Business Retirement Plan Considerations
Helping your employees achieve financial security, no matter where they’re starting from.
Your business may be relatively small in size, but you no doubt realize – just like the “big guys” do – that having a retirement plan for your employees can be an attractive benefit. A company-sponsored plan can improve both employee job satisfaction and productivity.
In addition, a tax-qualified retirement plan offers advantages to both employees and employers. For example, employer contributions to such plans are deductible. And, there’s a tax credit available to qualified small employers that set up an eligible new plan.
The Choice is Yours
Small business owners have a number of choices when it comes to choosing a retirement plan. Some types of plans carry a heavier administrative burden than others, while some are quite simple to manage. Here are some of your options:
401(k) Salary Deferral Plan. 401(k) plans can be a very effective way for employees to save for retirement. Basically, employees defer a portion of their pay to their 401(k) plan before any taxes are withheld. You can choose to match some or all of the employees’ contributions. Current income taxes on plan earnings are deferred, too. No income tax will be owed until funds are actually distributed from the plan. Best of all, we offer a 401(k) plan designed just for small businesses – one of the simplest 401(k) plans available.
SEP. The Simplified Employee Pension (SEP) allows small businesses to, in essence, set up individual retirement accounts (IRAs) for each participating employee. You can then make deductible contributions to each employee’s IRA, as long as the total contribution amount doesn’t exceed the IRS limits. Annual contributions are not mandatory to the plan. And with low start-up costs, minimal reporting and recordkeeping requirement, and flexibility in allocating annual contributions, the SEP is truly a simple approach to retirement planning.
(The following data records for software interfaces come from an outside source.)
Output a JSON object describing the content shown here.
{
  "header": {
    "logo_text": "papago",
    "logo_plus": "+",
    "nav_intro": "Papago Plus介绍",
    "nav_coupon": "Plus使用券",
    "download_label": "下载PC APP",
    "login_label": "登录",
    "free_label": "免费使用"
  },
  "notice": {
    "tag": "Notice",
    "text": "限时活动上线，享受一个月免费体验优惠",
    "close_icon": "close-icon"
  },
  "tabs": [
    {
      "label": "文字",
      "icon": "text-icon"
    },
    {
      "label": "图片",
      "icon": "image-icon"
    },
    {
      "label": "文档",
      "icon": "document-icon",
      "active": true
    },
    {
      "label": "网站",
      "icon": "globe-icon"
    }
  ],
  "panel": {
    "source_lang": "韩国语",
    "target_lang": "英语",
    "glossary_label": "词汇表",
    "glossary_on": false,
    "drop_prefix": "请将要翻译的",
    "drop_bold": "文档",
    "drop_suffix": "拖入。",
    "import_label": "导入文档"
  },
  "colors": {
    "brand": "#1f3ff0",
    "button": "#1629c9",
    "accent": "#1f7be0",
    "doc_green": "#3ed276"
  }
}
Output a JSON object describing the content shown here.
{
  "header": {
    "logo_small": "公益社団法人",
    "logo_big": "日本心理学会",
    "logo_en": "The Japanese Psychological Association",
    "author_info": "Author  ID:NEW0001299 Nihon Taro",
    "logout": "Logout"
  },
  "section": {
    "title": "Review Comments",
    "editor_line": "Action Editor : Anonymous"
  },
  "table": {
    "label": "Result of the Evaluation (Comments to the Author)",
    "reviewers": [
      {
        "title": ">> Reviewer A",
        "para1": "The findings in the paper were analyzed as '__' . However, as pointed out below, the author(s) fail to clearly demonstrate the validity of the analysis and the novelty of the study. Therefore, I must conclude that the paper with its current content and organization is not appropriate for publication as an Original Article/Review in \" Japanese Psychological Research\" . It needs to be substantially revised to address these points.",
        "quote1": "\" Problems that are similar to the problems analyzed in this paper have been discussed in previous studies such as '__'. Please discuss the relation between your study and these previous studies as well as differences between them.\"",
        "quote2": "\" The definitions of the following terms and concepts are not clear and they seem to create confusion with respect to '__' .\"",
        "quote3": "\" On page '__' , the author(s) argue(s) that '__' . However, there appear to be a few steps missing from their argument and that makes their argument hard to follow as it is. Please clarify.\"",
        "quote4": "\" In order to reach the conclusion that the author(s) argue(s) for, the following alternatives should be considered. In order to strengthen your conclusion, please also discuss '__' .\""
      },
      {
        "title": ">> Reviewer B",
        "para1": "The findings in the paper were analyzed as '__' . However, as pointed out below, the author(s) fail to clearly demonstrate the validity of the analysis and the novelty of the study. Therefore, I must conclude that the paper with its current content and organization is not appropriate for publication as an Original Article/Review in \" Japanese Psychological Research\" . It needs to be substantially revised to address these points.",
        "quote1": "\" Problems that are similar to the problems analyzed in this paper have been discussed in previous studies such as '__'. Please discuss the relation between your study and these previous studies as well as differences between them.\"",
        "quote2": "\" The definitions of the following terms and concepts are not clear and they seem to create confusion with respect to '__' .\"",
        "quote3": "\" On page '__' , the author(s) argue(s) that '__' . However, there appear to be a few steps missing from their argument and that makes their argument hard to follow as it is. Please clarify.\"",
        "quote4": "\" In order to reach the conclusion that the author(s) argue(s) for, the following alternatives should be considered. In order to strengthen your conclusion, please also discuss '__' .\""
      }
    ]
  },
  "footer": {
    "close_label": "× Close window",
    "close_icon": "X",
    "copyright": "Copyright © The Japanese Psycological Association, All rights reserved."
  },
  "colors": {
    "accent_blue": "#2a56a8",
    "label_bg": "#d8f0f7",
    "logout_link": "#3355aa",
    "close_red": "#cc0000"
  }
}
SIMPLE IRA. The Savings Incentive Match Plan for Employees (or SIMPLE) is another option to consider. This type of plan can be established as an IRA for each employee for businesses with up to 100 employees. Under a SIMPLE Plan, you generally must either match each participating employee’s contribution (up to a certain level of compensation) or contribute at least a minimum amount on behalf of all eligible employees, whether they contribute to the plan or not. As the name implies, the plans are simple to set up and maintain because the set-up procedures and administrative requirements are quite straightforward.
Profit Sharing Plan. These plans offers a great deal of flexibility. The sponsoring business can include a formula in the plan to determine annual plan contributions or contributions can be made at the discretion of the employer’s governing body (its board of directors, for example). If business is sluggish in a given year, then no contribution has to be made. And, since plan contributions are based on profitability, a profit-sharing plan can provide a positive incentive for employees to work harder and smarter.
Put our experience and financial strength to work for you
Each of these options has its own unique benefits, but deciding which plan type is best for you can be tricky. I’m here to help in any way I can. I’m backed by a team of experts, so together, we can decide the approach to take. Give me a call to find out more.